All lines of the data shown below should be output exactly as they stand.

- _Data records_
------------------------------------

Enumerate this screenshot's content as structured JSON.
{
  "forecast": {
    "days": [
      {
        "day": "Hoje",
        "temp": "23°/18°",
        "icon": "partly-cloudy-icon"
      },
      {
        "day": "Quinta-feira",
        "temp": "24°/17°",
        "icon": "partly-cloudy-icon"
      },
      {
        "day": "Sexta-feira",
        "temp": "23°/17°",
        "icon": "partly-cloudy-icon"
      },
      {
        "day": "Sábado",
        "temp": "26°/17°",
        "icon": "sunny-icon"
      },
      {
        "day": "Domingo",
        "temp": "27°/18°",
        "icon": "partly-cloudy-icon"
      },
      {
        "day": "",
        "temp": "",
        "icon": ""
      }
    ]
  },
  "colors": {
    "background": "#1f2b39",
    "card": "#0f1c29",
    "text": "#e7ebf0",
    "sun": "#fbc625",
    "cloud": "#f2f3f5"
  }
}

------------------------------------

- _Finished task_
Enumerate this screenshot's content as structured JSON.
{
  "forecast": {
    "days": [
      {
        "day": "Hoje",
        "temp": "23°/18°",
        "icon": "partly-cloudy-icon"
      },
      {
        "day": "Quinta-feira",
        "temp": "24°/17°",
        "icon": "partly-cloudy-icon"
      },
      {
        "day": "Sexta-feira",
        "temp": "23°/17°",
        "icon": "partly-cloudy-icon"
      },
      {
        "day": "Sábado",
        "temp": "26°/17°",
        "icon": "sunny-icon"
      },
      {
        "day": "Domingo",
        "temp": "27°/18°",
        "icon": "partly-cloudy-icon"
      },
      {
        "day": "",
        "temp": "",
        "icon": ""
      }
    ]
  },
  "colors": {
    "background": "#1f2b39",
    "card": "#0f1c29",
    "text": "#e7ebf0",
    "sun": "#fbc625",
    "cloud": "#f2f3f5"
  }
}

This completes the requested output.